In its new exhibition, Casa África travels to South Africa to understand the key role that art and music played in the popular mobilization against the apartheid regime, which is mainly reflected through posters. Artivism gathers 48 posters made in the 1970s and 80s by various liberation and cultural groups who fought the apartheid government in South Africa. The clarity and forcefulness of the messages on the posters shows the harshness of the system, and their aesthetics show how these posters generated a space for reflection and creativity in the face of government oppression. The exhibition, which is curated by Estefanía Pereira and has had the assistance of the South African History Archive (SAHA), shows the importance that South African activists gave to posters as a tool to mobilize and sensitize the population against the racist regime.
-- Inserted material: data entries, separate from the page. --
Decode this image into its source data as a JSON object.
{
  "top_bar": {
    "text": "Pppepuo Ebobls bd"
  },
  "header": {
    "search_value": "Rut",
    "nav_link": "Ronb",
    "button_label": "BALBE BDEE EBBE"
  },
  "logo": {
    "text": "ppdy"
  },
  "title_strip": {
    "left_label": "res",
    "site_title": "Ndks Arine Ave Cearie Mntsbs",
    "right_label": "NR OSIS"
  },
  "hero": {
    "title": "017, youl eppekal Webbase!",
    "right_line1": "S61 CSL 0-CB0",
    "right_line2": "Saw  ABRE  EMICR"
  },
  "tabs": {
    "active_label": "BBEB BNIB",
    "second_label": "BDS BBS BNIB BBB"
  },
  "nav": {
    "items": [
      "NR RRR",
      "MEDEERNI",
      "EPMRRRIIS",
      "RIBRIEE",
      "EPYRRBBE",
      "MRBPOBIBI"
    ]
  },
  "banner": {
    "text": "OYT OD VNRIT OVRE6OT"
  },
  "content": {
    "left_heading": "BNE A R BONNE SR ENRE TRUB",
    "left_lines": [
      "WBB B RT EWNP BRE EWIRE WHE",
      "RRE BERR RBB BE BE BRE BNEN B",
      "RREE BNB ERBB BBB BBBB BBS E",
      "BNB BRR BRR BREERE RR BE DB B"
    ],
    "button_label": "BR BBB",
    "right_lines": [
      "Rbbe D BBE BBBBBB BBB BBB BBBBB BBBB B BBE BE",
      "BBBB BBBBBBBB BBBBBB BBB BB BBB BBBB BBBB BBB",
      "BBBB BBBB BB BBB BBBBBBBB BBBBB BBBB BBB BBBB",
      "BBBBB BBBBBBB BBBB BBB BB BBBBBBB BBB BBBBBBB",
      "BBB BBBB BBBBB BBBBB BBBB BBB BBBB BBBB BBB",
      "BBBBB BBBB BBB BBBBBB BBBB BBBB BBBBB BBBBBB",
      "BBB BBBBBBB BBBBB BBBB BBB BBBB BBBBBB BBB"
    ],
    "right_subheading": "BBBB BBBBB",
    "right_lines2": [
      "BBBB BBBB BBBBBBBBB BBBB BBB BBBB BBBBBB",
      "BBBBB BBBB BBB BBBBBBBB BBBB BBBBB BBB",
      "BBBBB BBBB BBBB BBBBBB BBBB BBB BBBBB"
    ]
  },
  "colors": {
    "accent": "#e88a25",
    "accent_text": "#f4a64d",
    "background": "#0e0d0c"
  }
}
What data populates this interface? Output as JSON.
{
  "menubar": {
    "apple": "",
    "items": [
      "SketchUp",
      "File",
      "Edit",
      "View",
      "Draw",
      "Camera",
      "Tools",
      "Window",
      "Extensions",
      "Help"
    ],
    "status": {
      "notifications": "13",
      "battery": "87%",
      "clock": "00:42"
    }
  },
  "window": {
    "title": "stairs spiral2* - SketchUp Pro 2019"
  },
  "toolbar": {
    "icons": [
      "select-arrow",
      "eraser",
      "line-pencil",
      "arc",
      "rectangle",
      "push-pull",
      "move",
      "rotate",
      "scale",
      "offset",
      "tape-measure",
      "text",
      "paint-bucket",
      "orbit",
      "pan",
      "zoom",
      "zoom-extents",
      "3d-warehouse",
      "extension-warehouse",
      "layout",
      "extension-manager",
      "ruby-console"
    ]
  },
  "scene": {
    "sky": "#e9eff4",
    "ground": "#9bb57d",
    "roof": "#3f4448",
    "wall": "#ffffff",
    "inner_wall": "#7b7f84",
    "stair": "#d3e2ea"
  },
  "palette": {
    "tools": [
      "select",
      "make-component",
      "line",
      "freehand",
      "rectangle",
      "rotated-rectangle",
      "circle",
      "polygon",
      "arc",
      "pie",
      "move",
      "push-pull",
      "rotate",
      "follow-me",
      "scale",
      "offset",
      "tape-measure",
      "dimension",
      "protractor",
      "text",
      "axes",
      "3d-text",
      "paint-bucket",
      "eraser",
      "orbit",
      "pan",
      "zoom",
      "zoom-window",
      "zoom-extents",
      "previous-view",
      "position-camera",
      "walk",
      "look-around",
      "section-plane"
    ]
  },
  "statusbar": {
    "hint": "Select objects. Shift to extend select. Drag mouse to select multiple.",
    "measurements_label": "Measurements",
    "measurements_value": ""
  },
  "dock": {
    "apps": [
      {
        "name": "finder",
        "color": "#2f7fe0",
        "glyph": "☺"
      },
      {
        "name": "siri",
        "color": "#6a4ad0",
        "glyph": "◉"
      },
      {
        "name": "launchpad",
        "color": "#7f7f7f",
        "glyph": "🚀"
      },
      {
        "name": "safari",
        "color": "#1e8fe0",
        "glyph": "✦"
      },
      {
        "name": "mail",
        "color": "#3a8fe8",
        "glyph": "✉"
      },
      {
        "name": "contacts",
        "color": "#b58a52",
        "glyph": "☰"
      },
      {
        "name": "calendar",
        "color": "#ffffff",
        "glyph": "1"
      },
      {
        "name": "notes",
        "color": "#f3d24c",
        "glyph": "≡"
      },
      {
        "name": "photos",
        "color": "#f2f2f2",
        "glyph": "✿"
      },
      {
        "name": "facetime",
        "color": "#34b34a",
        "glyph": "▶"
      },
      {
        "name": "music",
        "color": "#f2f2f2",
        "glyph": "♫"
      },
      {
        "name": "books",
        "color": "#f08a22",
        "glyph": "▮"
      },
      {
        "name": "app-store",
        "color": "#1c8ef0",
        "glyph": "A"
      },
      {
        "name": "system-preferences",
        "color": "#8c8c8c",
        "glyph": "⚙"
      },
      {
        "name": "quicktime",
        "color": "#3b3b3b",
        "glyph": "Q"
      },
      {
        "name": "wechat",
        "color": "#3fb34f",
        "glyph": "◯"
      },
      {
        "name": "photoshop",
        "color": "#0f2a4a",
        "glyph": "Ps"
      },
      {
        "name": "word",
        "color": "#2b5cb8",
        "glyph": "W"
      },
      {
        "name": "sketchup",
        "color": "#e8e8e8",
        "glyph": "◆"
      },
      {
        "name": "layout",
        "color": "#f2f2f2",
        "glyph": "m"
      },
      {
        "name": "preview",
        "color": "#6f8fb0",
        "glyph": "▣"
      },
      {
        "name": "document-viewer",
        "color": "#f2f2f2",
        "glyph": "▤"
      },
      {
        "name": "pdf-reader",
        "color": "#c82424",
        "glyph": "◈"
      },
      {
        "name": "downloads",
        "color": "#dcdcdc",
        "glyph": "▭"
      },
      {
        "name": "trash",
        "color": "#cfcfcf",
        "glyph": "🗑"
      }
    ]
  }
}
Artivism is divided into two exhibition halls. The first hall displays the posters used for activism and popular mobilization, while the second room is dedicated to posters promoting music, which in turn also became a strong medium for protest and demand. The posters have been selected to show various aspects of the people's struggle against apartheid, all of them representative of what has become known as the South African Poster Movement.